Monthly Archives: November 2019
A new technology was introduced in 2018 that is about to change worldwide telecommunications. It is the fifth-generation cellular technology hence its name 5G. It is also known as 5G NR (5G New Radio). Not only will it be much faster, but latency time will be dramatically shorter. Initially data communications will start in the 300 to 500 Mb per second range and grow to the 10 Gb per second and then 20 Gb per second speeds will become normal.
Some of the 5G benefits that have been talked about in common discussion points:
Because 5G virtually eliminates latency means that a surgeon may not have to be in the same room as a patient in the future.
Ericsson Company says: “Inspired by the benefits of 5G technology, Ericsson is collaborating with King’s College London to form exciting industry partnerships with the view to improve quality of life and work in society through technology innovation.
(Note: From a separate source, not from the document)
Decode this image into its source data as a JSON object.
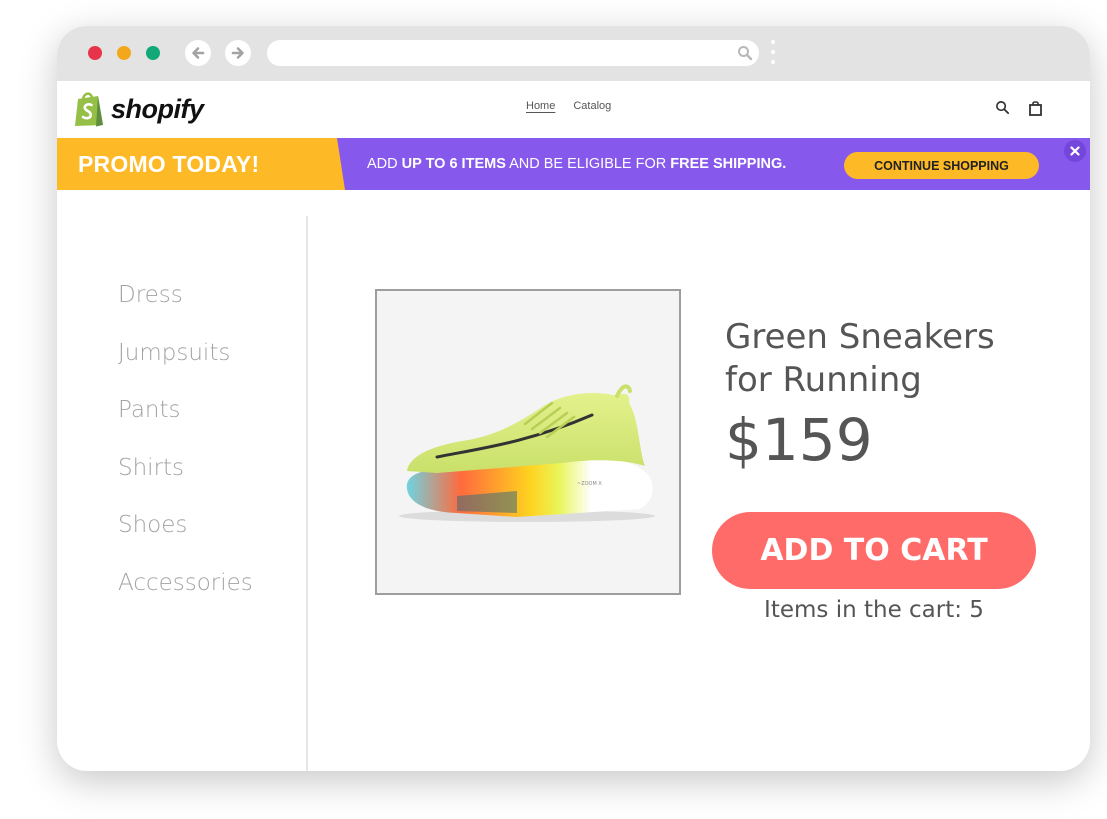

Carefully chosen partners are enabling compelling research into key technological fields, dreaming up new applications and services to influence a variety of industries and disrupt our preconceptions.
The 5G research being undertaken in the fields of medicine, education, gaming and culture is expanding the limits of technological imagination, whether it’s by using the internet to facilitate surgery on the other side of the planet, drastically reducing latency for truly immersive mobile gaming experiences, making expert skills and knowledge available to anyone through remote transfer, or allowing musicians scattered across the globe to play together in harmony.”
Tim Baxter, President Samsung US has said: “The key to realizing 5G is finding the right match between network capabilities and use cases. Such a formula creates flexibility that will allow different applications, each with their different demands, to thrive. While some 5G applications will require a national ecosystem – an ubiquitous network and devices that can access and utilize that network – others will thrive when powered by small scale networks that operate at a local or even venue level.
In our neighborhoods, 5G will bring broadband-level data speeds via easily-installed Fixed Wireless Access (FWA) points that enable connected home solutions such as 4K streaming, wireless gaming and security, and IoT solutions. For businesses, the high speed and low latency of 5G via FWA will enable venue-based service and hospitality platforms that enhance guest experiences using video, photo, augmented reality, and crowd management services.
On the other hand, regional corridors of 5G connectivity between urban centers will enable a different set of use cases for applications where constant connectivity is critical, but the services are only required in a somewhat restricted geographic area.
This type of network will turn trains and buses and roadways into 5G-powered environments, enabling passengers to access enhanced services while they ride, powering connected driving experiences, smart traffic lights and roadways and eventually autonomous vehicles. 5G corridors will provide backhaul to other wired and wireless networks – enabling further broadband access and completion — and they will enable enhanced fleet management and emergency services as trucks and ambulances better navigate cities and traffic.”